There have also been reports of cars stalling on the bridge, and of white handprints appearing on cars after they cross the bridge. Loud screams coming from nowhere are also sometimes heard near the bridge. It is a structure that locals generally avoid if at all possible.

The Westminster Graveyard in Baltimore

This is the cemetery where the famous author Edgar Allen Poe is buried, and lots of people have claimed to have seen his spirit roaming the grounds there. The Westminster Presbyterian Church (now known as Westminster Hall) was built over most of the older part of the cemetery, but a small part of it is still accessible to the public above ground. To get to the rest of the original cemetery, one must go underground to the catacombs, which are said to be haunted by numerous spirits.

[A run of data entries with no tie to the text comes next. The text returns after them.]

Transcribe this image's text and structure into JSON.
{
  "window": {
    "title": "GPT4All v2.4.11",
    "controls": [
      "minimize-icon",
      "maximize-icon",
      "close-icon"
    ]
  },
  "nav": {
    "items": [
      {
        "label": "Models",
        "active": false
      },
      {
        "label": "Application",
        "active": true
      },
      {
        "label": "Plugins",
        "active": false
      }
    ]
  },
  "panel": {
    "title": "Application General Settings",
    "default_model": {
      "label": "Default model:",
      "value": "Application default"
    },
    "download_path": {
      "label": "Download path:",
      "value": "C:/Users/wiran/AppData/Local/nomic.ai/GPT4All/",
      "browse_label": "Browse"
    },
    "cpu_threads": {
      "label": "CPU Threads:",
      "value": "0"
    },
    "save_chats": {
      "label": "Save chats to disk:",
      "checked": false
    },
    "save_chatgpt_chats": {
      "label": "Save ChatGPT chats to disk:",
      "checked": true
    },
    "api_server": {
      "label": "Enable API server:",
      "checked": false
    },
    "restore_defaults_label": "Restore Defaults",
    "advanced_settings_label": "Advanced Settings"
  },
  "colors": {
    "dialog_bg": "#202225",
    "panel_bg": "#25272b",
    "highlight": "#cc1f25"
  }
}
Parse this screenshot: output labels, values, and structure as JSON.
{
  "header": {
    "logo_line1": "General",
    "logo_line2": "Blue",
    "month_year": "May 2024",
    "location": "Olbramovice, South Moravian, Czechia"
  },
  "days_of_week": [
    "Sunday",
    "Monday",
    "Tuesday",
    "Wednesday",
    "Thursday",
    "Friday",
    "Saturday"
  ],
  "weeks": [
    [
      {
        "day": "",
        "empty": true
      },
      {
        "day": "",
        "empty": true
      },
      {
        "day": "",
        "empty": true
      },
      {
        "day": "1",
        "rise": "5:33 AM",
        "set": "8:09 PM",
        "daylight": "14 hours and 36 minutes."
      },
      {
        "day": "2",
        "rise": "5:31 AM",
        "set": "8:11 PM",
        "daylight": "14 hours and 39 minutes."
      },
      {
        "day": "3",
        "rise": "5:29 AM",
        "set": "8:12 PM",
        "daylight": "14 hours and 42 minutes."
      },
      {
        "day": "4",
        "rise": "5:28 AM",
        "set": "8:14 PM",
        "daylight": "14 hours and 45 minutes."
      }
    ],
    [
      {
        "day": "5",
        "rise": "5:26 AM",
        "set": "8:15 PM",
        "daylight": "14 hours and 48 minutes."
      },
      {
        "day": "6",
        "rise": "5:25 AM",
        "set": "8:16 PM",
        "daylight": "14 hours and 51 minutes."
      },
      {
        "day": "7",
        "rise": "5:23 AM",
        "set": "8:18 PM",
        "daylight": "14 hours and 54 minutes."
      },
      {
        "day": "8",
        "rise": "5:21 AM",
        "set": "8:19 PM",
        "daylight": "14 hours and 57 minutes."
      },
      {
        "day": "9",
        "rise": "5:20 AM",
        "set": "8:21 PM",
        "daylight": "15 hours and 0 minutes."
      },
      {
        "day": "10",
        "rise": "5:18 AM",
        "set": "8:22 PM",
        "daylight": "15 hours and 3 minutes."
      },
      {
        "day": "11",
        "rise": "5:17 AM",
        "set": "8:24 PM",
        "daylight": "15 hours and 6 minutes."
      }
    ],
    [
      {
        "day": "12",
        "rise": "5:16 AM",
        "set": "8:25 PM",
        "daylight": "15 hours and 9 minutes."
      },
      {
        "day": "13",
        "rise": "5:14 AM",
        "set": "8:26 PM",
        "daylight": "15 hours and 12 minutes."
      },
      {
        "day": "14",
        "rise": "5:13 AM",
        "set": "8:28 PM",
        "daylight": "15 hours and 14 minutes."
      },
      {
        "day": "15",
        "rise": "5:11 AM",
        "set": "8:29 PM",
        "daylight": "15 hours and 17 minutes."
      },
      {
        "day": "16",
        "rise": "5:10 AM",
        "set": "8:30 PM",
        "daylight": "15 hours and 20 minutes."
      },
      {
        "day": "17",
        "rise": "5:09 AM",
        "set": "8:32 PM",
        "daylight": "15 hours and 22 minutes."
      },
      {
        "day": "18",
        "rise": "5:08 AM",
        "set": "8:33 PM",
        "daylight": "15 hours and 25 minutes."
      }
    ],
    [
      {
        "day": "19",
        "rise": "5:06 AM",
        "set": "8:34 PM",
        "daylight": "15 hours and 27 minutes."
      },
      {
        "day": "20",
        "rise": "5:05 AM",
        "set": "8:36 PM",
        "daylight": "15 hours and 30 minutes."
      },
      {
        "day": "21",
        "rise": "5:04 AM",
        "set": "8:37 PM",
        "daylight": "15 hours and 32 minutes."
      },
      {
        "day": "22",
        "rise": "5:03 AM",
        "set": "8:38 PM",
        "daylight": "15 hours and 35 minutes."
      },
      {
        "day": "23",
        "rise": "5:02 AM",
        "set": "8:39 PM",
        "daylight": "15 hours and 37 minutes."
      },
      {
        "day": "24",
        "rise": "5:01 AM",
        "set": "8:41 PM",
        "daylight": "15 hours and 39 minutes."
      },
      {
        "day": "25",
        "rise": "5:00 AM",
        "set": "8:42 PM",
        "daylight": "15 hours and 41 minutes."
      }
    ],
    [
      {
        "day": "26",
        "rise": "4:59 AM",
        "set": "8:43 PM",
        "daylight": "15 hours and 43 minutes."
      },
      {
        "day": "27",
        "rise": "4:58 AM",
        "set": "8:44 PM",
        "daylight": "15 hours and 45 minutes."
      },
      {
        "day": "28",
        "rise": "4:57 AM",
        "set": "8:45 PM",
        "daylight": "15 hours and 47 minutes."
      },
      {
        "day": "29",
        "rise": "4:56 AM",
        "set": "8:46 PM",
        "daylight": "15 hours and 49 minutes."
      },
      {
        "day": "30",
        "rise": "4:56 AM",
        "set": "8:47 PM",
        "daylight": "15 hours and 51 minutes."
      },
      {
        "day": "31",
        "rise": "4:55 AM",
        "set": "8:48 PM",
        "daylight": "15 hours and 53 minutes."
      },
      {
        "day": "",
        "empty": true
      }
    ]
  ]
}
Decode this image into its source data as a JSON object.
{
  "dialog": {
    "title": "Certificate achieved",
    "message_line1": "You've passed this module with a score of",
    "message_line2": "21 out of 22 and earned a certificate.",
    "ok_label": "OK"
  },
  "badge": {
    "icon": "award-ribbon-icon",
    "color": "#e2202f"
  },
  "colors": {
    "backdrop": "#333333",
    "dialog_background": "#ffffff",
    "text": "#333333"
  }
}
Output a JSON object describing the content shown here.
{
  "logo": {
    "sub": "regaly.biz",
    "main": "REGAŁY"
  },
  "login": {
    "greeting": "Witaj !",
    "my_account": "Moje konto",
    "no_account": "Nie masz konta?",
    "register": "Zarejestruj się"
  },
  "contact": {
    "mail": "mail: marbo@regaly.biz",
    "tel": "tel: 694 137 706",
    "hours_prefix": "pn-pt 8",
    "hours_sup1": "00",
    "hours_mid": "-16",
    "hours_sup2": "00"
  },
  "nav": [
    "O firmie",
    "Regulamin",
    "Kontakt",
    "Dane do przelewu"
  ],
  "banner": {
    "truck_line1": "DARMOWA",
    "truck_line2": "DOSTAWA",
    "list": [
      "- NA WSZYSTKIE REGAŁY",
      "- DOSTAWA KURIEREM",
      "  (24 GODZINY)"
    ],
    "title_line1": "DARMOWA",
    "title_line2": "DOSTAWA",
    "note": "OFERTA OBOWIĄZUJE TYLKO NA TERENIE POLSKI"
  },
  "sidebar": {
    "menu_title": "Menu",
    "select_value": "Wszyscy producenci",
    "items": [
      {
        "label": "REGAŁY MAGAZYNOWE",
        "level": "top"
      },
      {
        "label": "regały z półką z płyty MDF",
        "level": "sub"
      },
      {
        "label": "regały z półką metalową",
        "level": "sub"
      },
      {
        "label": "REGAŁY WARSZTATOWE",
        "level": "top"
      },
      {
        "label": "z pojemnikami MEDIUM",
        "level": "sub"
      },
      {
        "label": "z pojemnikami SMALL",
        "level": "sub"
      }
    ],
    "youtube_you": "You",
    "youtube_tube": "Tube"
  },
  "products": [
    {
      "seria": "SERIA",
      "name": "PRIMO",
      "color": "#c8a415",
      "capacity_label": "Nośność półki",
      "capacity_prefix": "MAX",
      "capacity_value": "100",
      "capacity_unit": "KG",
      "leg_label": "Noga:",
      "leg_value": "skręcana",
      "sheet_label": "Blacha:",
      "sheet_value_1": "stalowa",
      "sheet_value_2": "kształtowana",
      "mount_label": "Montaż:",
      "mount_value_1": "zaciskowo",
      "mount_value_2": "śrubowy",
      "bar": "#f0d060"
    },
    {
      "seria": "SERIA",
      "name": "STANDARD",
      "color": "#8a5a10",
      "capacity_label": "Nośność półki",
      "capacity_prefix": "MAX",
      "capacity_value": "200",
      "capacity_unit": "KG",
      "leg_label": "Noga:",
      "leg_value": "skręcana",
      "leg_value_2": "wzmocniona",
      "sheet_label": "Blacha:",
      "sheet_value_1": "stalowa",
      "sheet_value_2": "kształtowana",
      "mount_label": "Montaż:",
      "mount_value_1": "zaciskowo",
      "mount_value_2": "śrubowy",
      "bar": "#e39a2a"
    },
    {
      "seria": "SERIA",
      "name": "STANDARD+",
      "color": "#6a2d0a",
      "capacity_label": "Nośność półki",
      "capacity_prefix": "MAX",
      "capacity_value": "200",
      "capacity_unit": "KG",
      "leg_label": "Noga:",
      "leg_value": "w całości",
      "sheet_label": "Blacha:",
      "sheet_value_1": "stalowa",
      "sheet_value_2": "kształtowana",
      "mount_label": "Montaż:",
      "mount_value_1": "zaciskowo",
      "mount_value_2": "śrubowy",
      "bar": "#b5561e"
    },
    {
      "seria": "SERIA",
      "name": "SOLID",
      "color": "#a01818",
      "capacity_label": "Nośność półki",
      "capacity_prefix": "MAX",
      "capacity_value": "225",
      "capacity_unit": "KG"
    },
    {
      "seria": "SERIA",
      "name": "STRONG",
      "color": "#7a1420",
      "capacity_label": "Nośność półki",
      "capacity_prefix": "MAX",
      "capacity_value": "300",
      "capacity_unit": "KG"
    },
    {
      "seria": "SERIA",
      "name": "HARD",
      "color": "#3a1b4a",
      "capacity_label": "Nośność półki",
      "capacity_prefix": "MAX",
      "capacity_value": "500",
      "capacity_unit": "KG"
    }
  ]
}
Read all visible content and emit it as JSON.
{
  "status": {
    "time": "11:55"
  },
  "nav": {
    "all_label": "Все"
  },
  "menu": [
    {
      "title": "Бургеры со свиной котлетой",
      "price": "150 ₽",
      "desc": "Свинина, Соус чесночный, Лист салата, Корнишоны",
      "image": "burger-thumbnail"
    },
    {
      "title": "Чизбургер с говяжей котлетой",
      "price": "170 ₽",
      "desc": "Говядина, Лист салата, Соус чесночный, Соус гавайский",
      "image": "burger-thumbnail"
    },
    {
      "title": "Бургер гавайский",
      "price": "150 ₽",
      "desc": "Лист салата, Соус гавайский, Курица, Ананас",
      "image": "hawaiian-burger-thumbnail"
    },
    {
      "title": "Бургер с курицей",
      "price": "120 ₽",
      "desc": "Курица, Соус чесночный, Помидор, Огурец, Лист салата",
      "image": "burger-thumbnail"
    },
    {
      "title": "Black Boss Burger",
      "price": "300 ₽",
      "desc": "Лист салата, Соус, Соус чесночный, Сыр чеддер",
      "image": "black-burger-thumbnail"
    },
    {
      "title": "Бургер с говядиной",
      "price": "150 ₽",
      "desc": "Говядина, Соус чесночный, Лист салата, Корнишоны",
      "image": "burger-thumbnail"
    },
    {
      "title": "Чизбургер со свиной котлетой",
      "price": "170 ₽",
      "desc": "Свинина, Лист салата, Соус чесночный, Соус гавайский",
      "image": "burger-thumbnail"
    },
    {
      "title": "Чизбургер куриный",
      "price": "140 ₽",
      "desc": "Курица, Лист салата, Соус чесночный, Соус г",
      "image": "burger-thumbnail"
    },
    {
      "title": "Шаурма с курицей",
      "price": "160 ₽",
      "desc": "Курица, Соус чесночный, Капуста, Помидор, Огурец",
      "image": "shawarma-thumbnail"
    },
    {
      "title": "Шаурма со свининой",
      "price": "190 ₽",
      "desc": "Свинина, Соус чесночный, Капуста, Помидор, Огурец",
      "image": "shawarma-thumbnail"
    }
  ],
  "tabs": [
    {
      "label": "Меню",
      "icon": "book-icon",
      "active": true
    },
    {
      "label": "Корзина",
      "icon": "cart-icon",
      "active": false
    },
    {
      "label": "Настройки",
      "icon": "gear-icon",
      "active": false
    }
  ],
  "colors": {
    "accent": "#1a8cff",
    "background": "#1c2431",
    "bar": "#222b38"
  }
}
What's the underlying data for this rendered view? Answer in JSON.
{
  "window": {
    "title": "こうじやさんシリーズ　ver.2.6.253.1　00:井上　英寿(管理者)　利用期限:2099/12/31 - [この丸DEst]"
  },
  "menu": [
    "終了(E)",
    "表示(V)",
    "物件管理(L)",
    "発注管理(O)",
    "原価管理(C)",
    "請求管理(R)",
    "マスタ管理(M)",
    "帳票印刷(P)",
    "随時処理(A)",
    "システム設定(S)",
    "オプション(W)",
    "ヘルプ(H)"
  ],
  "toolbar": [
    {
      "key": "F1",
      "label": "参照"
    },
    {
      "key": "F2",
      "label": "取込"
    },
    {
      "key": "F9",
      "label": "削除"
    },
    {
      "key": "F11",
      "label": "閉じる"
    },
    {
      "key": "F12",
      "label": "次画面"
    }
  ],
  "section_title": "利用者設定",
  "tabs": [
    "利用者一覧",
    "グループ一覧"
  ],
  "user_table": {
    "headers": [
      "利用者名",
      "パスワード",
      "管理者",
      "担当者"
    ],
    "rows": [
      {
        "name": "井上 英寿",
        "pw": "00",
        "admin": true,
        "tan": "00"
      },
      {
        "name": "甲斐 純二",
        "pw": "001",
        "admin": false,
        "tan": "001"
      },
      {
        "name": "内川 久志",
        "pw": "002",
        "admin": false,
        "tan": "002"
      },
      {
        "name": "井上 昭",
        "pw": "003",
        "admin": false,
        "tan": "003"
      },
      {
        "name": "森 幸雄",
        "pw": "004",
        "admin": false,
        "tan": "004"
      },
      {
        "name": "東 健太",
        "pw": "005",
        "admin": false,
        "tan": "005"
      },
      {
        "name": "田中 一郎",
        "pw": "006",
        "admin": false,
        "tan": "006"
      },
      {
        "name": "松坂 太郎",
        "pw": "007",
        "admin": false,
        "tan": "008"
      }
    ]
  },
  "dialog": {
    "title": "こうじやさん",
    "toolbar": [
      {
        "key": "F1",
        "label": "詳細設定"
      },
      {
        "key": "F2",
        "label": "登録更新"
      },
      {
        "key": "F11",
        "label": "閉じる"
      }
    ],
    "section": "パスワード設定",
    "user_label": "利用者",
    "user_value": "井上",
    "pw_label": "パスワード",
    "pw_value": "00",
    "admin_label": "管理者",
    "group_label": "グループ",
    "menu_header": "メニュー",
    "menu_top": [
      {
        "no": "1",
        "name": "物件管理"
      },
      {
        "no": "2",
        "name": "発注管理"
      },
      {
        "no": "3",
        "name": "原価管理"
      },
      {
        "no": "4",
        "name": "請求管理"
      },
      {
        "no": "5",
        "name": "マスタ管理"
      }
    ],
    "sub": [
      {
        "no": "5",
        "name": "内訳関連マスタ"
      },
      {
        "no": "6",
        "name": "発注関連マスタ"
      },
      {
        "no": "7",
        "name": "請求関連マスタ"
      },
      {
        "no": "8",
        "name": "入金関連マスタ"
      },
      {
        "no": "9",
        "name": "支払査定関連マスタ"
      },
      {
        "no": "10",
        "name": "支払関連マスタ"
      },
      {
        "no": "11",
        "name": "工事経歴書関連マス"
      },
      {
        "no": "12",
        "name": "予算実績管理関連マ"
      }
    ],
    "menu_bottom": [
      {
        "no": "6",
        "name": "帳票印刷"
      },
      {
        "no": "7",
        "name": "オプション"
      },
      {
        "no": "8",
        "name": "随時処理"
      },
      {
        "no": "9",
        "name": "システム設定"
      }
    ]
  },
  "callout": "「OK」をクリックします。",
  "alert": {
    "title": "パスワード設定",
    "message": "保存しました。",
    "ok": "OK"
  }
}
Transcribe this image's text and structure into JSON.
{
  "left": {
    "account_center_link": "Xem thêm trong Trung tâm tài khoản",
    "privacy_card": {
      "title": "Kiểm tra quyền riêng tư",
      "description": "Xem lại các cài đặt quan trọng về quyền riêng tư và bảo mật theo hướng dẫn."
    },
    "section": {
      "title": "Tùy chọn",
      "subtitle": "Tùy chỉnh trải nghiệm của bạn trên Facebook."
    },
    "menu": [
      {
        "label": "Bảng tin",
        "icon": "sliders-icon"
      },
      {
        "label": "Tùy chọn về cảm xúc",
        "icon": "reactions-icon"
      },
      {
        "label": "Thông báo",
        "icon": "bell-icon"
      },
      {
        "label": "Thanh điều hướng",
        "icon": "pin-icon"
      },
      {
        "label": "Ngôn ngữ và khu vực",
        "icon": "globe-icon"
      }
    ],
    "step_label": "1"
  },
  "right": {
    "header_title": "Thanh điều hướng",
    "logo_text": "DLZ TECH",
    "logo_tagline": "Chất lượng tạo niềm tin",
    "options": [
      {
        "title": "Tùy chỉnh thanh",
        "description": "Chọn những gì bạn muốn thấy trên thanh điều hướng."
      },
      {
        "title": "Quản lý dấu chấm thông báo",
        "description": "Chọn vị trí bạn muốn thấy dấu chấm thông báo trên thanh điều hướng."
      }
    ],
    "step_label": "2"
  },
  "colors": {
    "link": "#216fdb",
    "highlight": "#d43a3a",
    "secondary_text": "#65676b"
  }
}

There is also a mysterious and creepy legend involving the cemetery. A man dressed all in black and wearing a black fedora and black scarf, carrying a black walking stick, visits Poe’s grave every year on Poe’s birthday, which is January 19. The identity of this visitor is still unknown, but his actions are always the same when he appears. He leaves a bottle of cognac and three red roses on Poe’s grave. One year, he also left a note, which read: “Edgar, I haven’t forgotten you.” No signature was on the note. Sightings of this mysterious visitor date back to 1949 and his identity still remains a mystery. No one even knows if it is still the same person who originally began visiting or someone who took over for the original as the decades passed.

Sinister Point Lookout State Park

Located in Scotland, Maryland is Point Lookout State Park, which is the home of what many consider to be the most haunted lighthouse in the country. The lighthouse was occupied by Union troops during the Civil War, and they set up a hospital there for soldiers who were wounded in the Battle of Gettysburg; the lighthouse also served as a POW camp for Confederate captives.

Today, the ghost of a Confederate soldier is sometimes seen dashing across the nearby road in the evenings, while the voice of the original keeper of the lighthouse is often heard singing at night near the building. The ghost of a woman named Ann Davis, who was the wife of a former keeper of the lighthouse, is also sometimes seen wandering the grounds in a blue dress, speaking in a soft voice to tell visitors that “this is my house.” In addition, the ghost of Joseph Heaney, the second mate in a shipwreck near the lighthouse during a bad storm, usually knocks on the lighthouse door just before and sometimes during major coastal storms in the area.